Corfu's duality, the result of centuries of Venetian domination, is most visible and palpable in its eponymous main town. The island's capital is a concoction of crumbing Venetian palazzos and neo-classical official buildings (the remains of half a century as a British protectorate). The grand façades lining the main streets in the old centre hide a network of dark alleys snaking between residential buildings with their Sunday laundry drying on lines overhead. The Mediterranean whiff of sewage blends with the aroma of the open sea. Stray cats stroll along the streets, oblivious to the old churches, the new boutiques, the lively cafés and restaurants. Tourists are everywhere. Some arrive from the overcrowded resorts, while others disembark from cruise ships.
The island has been popular with foreign tourists for decades, but its main town has largely preserved its laid-back atmosphere
Nevertheless, Corfu town preserves a gentle, laid-back atmosphere. This could be because of the Mediterranean light, or because few of the old buildings there have been renovated. Most of them, even those on Liston Square, are deliciously neglected, with architectural ornaments crumbling and walls discoloured from moss.
Outside Corfu town, the island remains a place that has found a way between managing thousands of tourists and preserving its authentic spirit.
Yes, there are plenty of resort villages with their tacky souvenirs and entertainment, and overcrowded selfie spots (avoid the Channel of Love at sunset), yet still the inhabitants of the tiny villages around Paleokastritsa, with its popular beaches and monastery, stick to the age-old traditions of Greek communal life. When the sun goes down and the air is balmier, they sit out in the tiny squares or on the steps of their houses and chat with their fellow villagers, discussing the minutiae of their daily lives. They might even crack a smile at the tourists passing by in their rented cars.
Angelokastro fortress, atop one of the island's highest hills, was built by the Byzantines
A strange and mesmerising place, Corfu was among the first Greek islands to attract mass Western tourism. First came royalty. Empress Elizabeth of Austria, aka Sissi, had a summer palace here (The Achilleion is now a museum). The German Keiser Willhelm II bought the Achilleion, added a gorgeous garden to it, built himself a special bridge to reach the beach (tourist traffic still passes under what remains of it) and constructed a place atop the mountain, the Keiser's Throne near Pelekas, to enjoy the vistas. In the 1930s, a number of Western expats settled on the island, lured by the low cost of living and the high quality of life. The most famous of these were the Durrells, whose best known members, writer Laurence and zoologist Gerald, penned mesmerising accounts of Corfu, its spirit and its people. Then came mass tourism, and the remarkable way in which the island preserves its atmosphere of peace and authenticity in spite of it.
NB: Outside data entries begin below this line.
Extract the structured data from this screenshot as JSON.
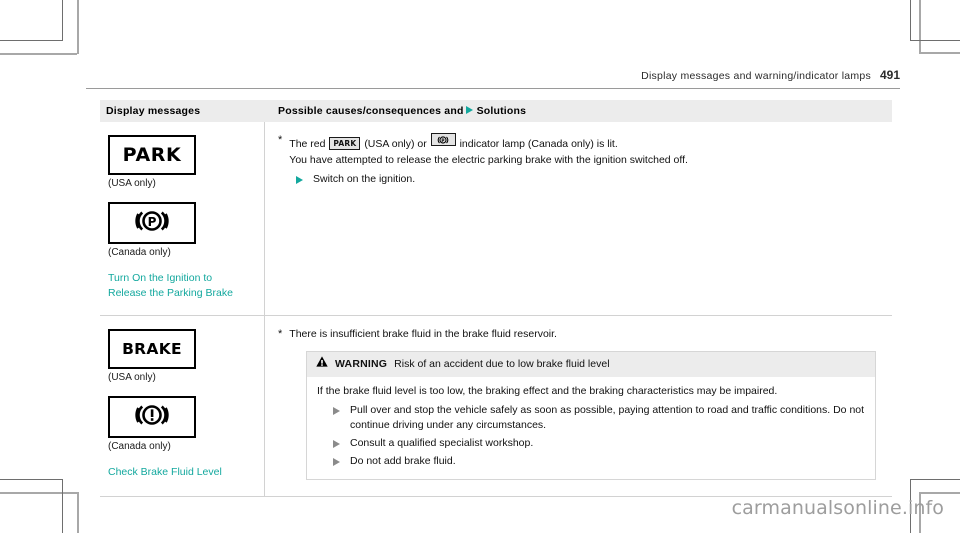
{
  "page": {
    "running_head": "Display messages and warning/indicator lamps",
    "page_number": "491",
    "watermark": "carmanualsonline.info"
  },
  "table": {
    "headers": {
      "col1": "Display messages",
      "col2_before": "Possible causes/consequences and",
      "col2_after": "Solutions"
    },
    "rows": [
      {
        "symbols": [
          {
            "type": "word-box",
            "text": "PARK",
            "caption": "(USA only)"
          },
          {
            "type": "icon-box",
            "icon": "parking-brake-p-icon",
            "caption": "(Canada only)"
          }
        ],
        "message_label": "Turn On the Ignition to\nRelease the Parking Brake",
        "message_label_line1": "Turn On the Ignition to",
        "message_label_line2": "Release the Parking Brake",
        "cause_prefix": "The red",
        "inline_badge_1": "PARK",
        "cause_mid": "(USA only) or",
        "inline_badge_2": "parking-brake-p-icon",
        "cause_suffix": "indicator lamp (Canada only) is lit.",
        "consequence": "You have attempted to release the electric parking brake with the ignition switched off.",
        "solutions": [
          "Switch on the ignition."
        ]
      },
      {
        "symbols": [
          {
            "type": "word-box",
            "text": "BRAKE",
            "caption": "(USA only)"
          },
          {
            "type": "icon-box",
            "icon": "brake-warning-exclamation-icon",
            "caption": "(Canada only)"
          }
        ],
        "message_label_line1": "Check Brake Fluid Level",
        "message_label_line2": "",
        "cause": "There is insufficient brake fluid in the brake fluid reservoir.",
        "warning": {
          "title": "WARNING",
          "subtitle": "Risk of an accident due to low brake fluid level",
          "intro": "If the brake fluid level is too low, the braking effect and the braking characteristics may be impaired.",
          "items": [
            "Pull over and stop the vehicle safely as soon as possible, paying attention to road and traffic conditions. Do not continue driving under any circumstances.",
            "Consult a qualified specialist workshop.",
            "Do not add brake fluid."
          ]
        }
      }
    ]
  },
  "colors": {
    "accent_teal": "#13a89e",
    "header_gray": "#ececec",
    "rule_gray": "#d2d2d2"
  }
}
A recent addition to Corfu's high-end accommodation is proof of the island's ability to cater to newcomers while remaining true to its own self. Located 20 kms south of the main town, beside Moraitika village, Domes Miramare is a Luxury Collection resort that combines the feeling of being utterly pampered with top-notch design and gourmet food, with an atmosphere of tranquility and freedom that no money can buy. The resort's adults-only concept guarantees that you have all the calm and quiet you need to relax, and if you opt for the waterfront pavilions and villas you will enjoy a rare delight: having the gorgeous sea just a few steps away from your comfortable bed.
The old Venetian fortress in Corfu town
The bell tower of St Spiridon Church is one of the city's main sights
The gardens of Achilleion Palace are a true delight